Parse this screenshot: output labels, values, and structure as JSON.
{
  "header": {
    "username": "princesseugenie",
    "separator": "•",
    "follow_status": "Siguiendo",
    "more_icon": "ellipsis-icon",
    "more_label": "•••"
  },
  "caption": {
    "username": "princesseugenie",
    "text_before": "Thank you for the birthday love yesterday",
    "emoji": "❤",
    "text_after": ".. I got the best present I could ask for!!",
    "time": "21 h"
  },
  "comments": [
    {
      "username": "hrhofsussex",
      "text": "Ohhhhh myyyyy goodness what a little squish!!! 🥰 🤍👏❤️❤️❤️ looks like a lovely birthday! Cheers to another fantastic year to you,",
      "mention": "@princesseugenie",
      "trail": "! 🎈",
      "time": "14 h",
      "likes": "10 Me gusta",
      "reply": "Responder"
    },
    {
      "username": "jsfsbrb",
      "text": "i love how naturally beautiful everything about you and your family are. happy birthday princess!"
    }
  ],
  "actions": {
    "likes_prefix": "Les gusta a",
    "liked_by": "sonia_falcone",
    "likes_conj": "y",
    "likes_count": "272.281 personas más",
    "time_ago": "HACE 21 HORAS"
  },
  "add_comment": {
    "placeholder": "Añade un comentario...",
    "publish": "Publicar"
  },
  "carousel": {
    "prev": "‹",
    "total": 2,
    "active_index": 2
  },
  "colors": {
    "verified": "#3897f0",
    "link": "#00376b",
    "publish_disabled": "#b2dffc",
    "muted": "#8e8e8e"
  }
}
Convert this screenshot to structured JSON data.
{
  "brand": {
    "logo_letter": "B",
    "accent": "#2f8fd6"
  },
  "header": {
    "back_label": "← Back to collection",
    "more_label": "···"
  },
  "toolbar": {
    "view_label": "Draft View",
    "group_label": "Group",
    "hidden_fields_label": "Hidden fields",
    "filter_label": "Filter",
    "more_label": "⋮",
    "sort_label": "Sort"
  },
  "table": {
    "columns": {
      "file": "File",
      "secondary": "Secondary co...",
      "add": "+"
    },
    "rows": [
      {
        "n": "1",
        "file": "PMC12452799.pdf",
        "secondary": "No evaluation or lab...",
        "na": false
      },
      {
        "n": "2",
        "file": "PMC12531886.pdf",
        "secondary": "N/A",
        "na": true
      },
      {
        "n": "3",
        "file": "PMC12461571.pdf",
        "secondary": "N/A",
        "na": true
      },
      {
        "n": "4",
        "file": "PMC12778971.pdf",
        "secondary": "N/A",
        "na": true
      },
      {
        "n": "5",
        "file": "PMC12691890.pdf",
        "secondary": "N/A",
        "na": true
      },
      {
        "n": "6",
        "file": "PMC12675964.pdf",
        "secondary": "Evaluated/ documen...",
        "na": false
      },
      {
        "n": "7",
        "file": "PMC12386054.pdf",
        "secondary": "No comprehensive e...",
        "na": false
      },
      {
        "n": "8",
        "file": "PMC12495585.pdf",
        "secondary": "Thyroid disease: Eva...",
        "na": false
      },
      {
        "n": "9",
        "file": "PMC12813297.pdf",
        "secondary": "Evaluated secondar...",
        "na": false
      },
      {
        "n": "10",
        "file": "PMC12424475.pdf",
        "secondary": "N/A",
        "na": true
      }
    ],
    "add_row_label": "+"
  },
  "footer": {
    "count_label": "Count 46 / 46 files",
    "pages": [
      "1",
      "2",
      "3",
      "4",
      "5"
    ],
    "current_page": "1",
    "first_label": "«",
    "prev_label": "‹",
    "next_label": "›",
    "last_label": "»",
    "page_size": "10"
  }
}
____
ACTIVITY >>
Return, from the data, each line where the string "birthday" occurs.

REPLY >>
    "text_before": "Thank you for the birthday love yesterday",
      "text": "Ohhhhh myyyyy goodness what a little squish!!! 🥰 🤍👏❤️❤️❤️ looks like a lovely birthday! Cheers to another fantastic year to you,",
      "text": "i love how naturally beautiful everything about you and your family are. happy birthday princess!"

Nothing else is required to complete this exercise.